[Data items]

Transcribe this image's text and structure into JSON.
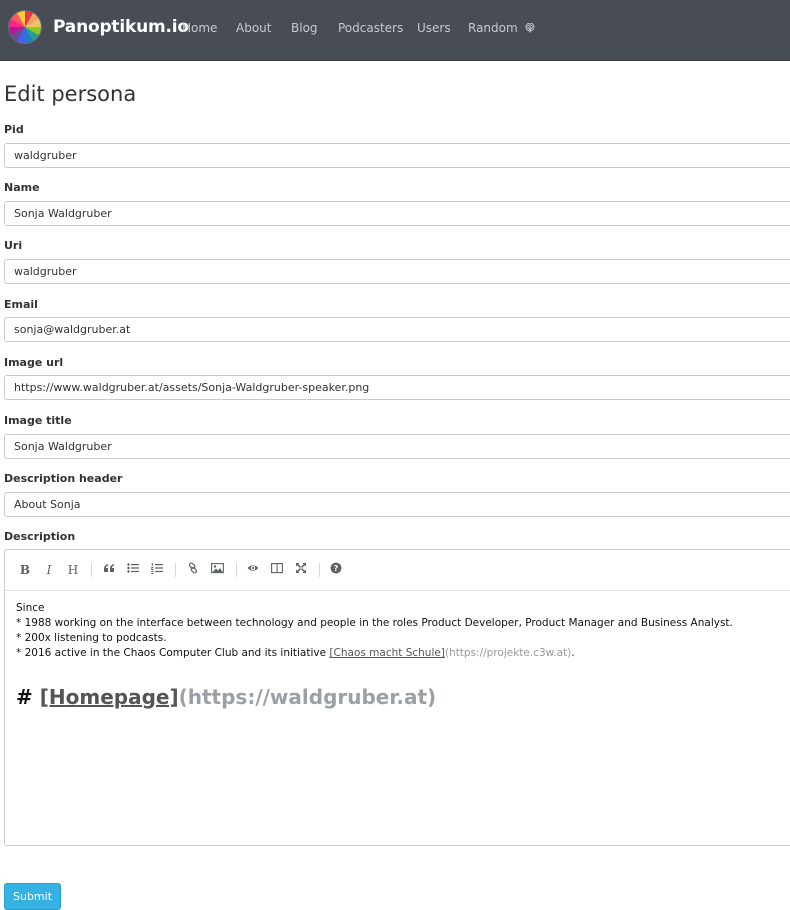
{
  "navbar": {
    "brand": "Panoptikum.io",
    "items": [
      {
        "label": "Home"
      },
      {
        "label": "About"
      },
      {
        "label": "Blog"
      },
      {
        "label": "Podcasters"
      },
      {
        "label": "Users"
      },
      {
        "label": "Random",
        "icon": "podcast-icon"
      }
    ]
  },
  "page": {
    "title": "Edit persona"
  },
  "form": {
    "fields": [
      {
        "label": "Pid",
        "value": "waldgruber"
      },
      {
        "label": "Name",
        "value": "Sonja Waldgruber"
      },
      {
        "label": "Uri",
        "value": "waldgruber"
      },
      {
        "label": "Email",
        "value": "sonja@waldgruber.at"
      },
      {
        "label": "Image url",
        "value": "https://www.waldgruber.at/assets/Sonja-Waldgruber-speaker.png"
      },
      {
        "label": "Image title",
        "value": "Sonja Waldgruber"
      },
      {
        "label": "Description header",
        "value": "About Sonja"
      }
    ],
    "description_label": "Description",
    "toolbar": {
      "bold": "B",
      "italic": "I",
      "heading": "H",
      "icons": [
        "bold-icon",
        "italic-icon",
        "heading-icon",
        "quote-icon",
        "unordered-list-icon",
        "ordered-list-icon",
        "link-icon",
        "image-icon",
        "preview-icon",
        "side-by-side-icon",
        "fullscreen-icon",
        "guide-icon"
      ]
    },
    "description": {
      "line1": "Since",
      "line2": "* 1988 working on the interface between technology and people in the roles Product Developer, Product Manager and Business Analyst.",
      "line3": "* 200x listening to podcasts.",
      "line4_prefix": "* 2016 active in the Chaos Computer Club and its initiative ",
      "line4_link": "[Chaos macht Schule]",
      "line4_url": "(https://projekte.c3w.at)",
      "line4_suffix": ".",
      "heading_hash": "# ",
      "heading_link": "[Homepage]",
      "heading_url": "(https://waldgruber.at)"
    },
    "submit_label": "Submit"
  }
}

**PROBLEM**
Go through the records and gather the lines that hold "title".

**EXPECTED ANSWER**
    "title": "Edit persona"
        "label": "Image title",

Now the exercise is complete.